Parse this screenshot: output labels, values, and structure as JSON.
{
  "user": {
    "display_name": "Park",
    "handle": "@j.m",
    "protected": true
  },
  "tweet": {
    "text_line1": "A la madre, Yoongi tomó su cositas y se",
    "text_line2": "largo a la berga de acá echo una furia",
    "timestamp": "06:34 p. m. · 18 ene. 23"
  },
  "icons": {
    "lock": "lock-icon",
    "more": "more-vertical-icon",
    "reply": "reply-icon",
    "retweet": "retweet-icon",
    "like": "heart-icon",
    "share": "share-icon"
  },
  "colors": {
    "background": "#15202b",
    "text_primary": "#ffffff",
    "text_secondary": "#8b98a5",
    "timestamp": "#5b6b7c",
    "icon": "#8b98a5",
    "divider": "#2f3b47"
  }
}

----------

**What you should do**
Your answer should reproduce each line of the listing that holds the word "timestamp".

**Solved problem**
    "timestamp": "06:34 p. m. · 18 ene. 23"
    "timestamp": "#5b6b7c",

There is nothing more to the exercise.